=== Section Start ===

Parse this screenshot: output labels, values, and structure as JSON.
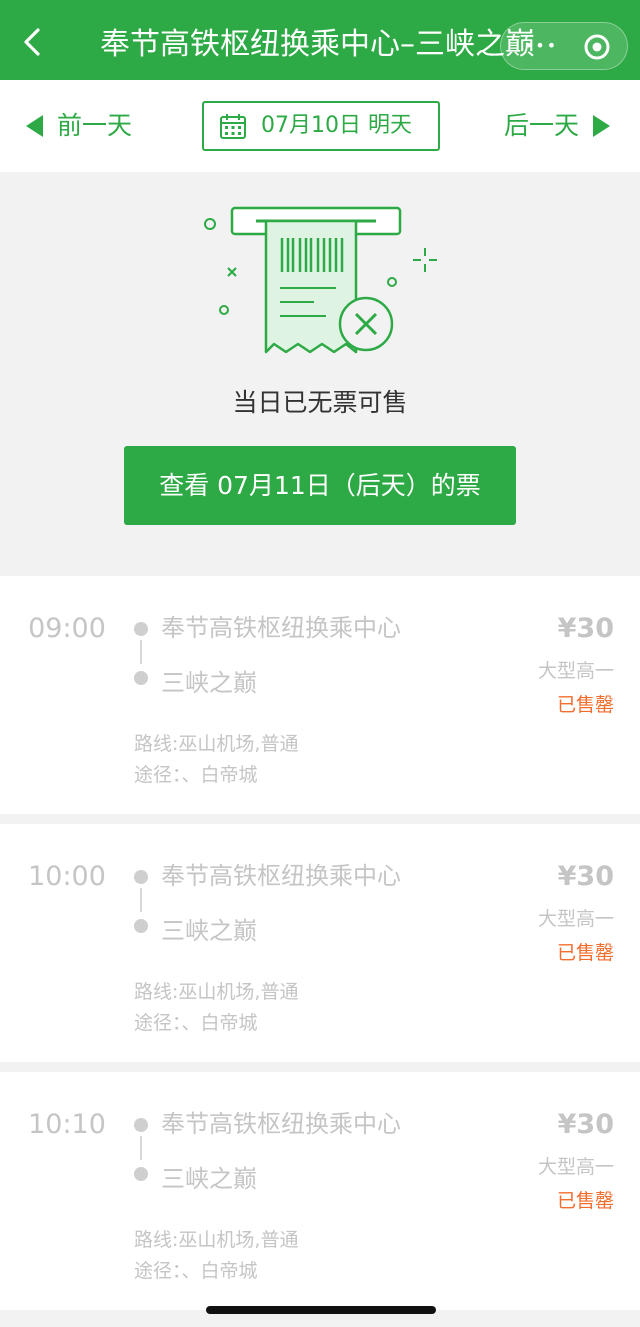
{
  "header": {
    "title": "奉节高铁枢纽换乘中心–三峡之巅",
    "bg_color": "#2daa45",
    "back_icon": "chevron-left-icon",
    "capsule": {
      "more_icon": "more-dots-icon",
      "close_icon": "target-close-icon"
    }
  },
  "datebar": {
    "prev_label": "前一天",
    "next_label": "后一天",
    "date_label": "07月10日  明天",
    "calendar_icon": "calendar-icon"
  },
  "empty_state": {
    "illustration": "ticket-unavailable-icon",
    "message": "当日已无票可售",
    "button_label": "查看 07月11日（后天）的票"
  },
  "schedules": [
    {
      "time": "09:00",
      "from": "奉节高铁枢纽换乘中心",
      "to": "三峡之巅",
      "price": "¥30",
      "bus_type": "大型高一",
      "status": "已售罄",
      "route": "路线:巫山机场,普通",
      "via": "途径：、白帝城"
    },
    {
      "time": "10:00",
      "from": "奉节高铁枢纽换乘中心",
      "to": "三峡之巅",
      "price": "¥30",
      "bus_type": "大型高一",
      "status": "已售罄",
      "route": "路线:巫山机场,普通",
      "via": "途径：、白帝城"
    },
    {
      "time": "10:10",
      "from": "奉节高铁枢纽换乘中心",
      "to": "三峡之巅",
      "price": "¥30",
      "bus_type": "大型高一",
      "status": "已售罄",
      "route": "路线:巫山机场,普通",
      "via": "途径：、白帝城"
    }
  ],
  "colors": {
    "accent": "#2daa45",
    "sold_out": "#f36d2d",
    "muted_text": "#c5c5c5"
  }
}
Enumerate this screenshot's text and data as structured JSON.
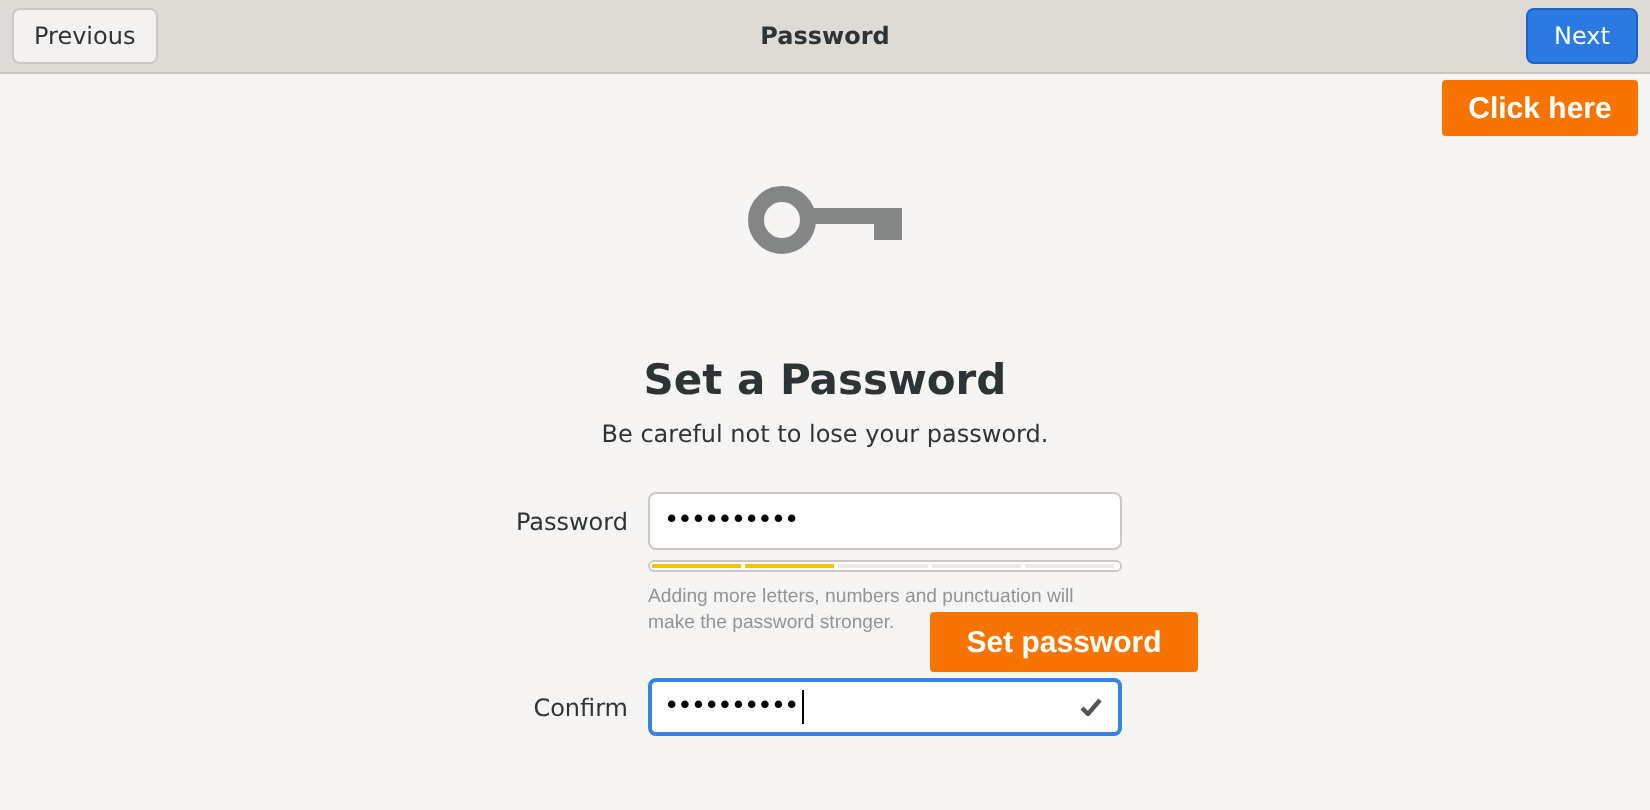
{
  "header": {
    "title": "Password",
    "buttons": [
      {
        "label": "Previous",
        "kind": "plain"
      },
      {
        "label": "Next",
        "kind": "suggested"
      }
    ]
  },
  "heading": "Set a Password",
  "subtitle": "Be careful not to lose your password.",
  "fields": [
    {
      "label": "Password",
      "value": "••••••••••",
      "focused": false,
      "matched": false
    },
    {
      "label": "Confirm",
      "value": "••••••••••",
      "focused": true,
      "matched": true
    }
  ],
  "strength": {
    "level": 0.4,
    "hint": "Adding more letters, numbers and punctuation will make the password stronger."
  },
  "callouts": [
    {
      "text": "Click here"
    },
    {
      "text": "Set password"
    }
  ]
}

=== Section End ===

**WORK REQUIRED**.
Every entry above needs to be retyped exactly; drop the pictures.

**RESULT FOR THIS EXERCISE**.
Parse this screenshot: output labels, values, and structure as JSON.
{
  "header": {
    "title": "奉节高铁枢纽换乘中心–三峡之巅",
    "bg_color": "#2daa45",
    "back_icon": "chevron-left-icon",
    "capsule": {
      "more_icon": "more-dots-icon",
      "close_icon": "target-close-icon"
    }
  },
  "datebar": {
    "prev_label": "前一天",
    "next_label": "后一天",
    "date_label": "07月10日  明天",
    "calendar_icon": "calendar-icon"
  },
  "empty_state": {
    "illustration": "ticket-unavailable-icon",
    "message": "当日已无票可售",
    "button_label": "查看 07月11日（后天）的票"
  },
  "schedules": [
    {
      "time": "09:00",
      "from": "奉节高铁枢纽换乘中心",
      "to": "三峡之巅",
      "price": "¥30",
      "bus_type": "大型高一",
      "status": "已售罄",
      "route": "路线:巫山机场,普通",
      "via": "途径：、白帝城"
    },
    {
      "time": "10:00",
      "from": "奉节高铁枢纽换乘中心",
      "to": "三峡之巅",
      "price": "¥30",
      "bus_type": "大型高一",
      "status": "已售罄",
      "route": "路线:巫山机场,普通",
      "via": "途径：、白帝城"
    },
    {
      "time": "10:10",
      "from": "奉节高铁枢纽换乘中心",
      "to": "三峡之巅",
      "price": "¥30",
      "bus_type": "大型高一",
      "status": "已售罄",
      "route": "路线:巫山机场,普通",
      "via": "途径：、白帝城"
    }
  ],
  "colors": {
    "accent": "#2daa45",
    "sold_out": "#f36d2d",
    "muted_text": "#c5c5c5"
  }
}
Enumerate this screenshot's text and data as structured JSON.
{
  "header": {
    "title": "Password",
    "buttons": [
      {
        "label": "Previous",
        "kind": "plain"
      },
      {
        "label": "Next",
        "kind": "suggested"
      }
    ]
  },
  "heading": "Set a Password",
  "subtitle": "Be careful not to lose your password.",
  "fields": [
    {
      "label": "Password",
      "value": "••••••••••",
      "focused": false,
      "matched": false
    },
    {
      "label": "Confirm",
      "value": "••••••••••",
      "focused": true,
      "matched": true
    }
  ],
  "strength": {
    "level": 0.4,
    "hint": "Adding more letters, numbers and punctuation will make the password stronger."
  },
  "callouts": [
    {
      "text": "Click here"
    },
    {
      "text": "Set password"
    }
  ]
}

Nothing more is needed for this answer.